-- Task brief --
Copy every line of the following data that includes the string "name".

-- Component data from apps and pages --
•••••

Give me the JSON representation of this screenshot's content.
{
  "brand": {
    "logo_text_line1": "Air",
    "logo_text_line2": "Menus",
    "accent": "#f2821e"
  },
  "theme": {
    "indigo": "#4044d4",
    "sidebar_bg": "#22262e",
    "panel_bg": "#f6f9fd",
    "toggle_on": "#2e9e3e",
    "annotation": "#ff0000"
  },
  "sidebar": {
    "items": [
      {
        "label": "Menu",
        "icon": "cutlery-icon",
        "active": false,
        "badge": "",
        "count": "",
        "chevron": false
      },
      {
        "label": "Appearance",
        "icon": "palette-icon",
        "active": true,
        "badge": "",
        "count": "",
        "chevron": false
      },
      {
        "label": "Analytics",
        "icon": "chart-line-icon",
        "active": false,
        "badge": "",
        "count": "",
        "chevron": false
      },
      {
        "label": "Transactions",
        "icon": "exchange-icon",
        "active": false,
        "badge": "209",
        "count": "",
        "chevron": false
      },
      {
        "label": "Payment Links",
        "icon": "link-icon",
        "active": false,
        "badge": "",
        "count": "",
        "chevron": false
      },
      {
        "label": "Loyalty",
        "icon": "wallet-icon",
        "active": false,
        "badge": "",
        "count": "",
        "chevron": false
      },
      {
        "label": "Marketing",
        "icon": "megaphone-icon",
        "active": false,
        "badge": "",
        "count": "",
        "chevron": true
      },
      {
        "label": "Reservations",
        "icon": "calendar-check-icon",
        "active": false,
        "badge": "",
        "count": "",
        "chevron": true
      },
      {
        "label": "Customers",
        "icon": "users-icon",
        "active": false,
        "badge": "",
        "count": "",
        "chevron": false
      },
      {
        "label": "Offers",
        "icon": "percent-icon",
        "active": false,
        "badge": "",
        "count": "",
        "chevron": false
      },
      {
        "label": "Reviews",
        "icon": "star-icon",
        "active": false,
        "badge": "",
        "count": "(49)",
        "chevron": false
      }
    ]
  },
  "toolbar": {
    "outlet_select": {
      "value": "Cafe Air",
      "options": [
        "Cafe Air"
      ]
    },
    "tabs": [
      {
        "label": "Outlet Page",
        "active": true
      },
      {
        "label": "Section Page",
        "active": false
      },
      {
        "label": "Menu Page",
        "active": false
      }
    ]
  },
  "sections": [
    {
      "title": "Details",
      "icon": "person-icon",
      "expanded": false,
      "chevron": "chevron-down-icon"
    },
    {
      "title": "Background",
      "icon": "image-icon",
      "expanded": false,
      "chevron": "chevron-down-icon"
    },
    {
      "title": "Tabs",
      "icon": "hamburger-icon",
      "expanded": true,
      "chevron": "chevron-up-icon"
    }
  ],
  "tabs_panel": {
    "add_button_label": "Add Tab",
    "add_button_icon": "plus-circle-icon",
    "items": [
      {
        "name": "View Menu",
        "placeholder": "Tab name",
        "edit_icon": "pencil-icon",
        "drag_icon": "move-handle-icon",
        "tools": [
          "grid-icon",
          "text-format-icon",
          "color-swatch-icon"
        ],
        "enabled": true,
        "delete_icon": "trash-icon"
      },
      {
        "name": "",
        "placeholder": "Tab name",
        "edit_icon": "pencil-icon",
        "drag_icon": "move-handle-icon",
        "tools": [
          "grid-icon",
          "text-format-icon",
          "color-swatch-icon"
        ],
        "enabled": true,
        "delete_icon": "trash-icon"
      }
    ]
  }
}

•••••

-- Reply --
        "name": "View Menu",
        "placeholder": "Tab name",
        "name": "",
        "placeholder": "Tab name",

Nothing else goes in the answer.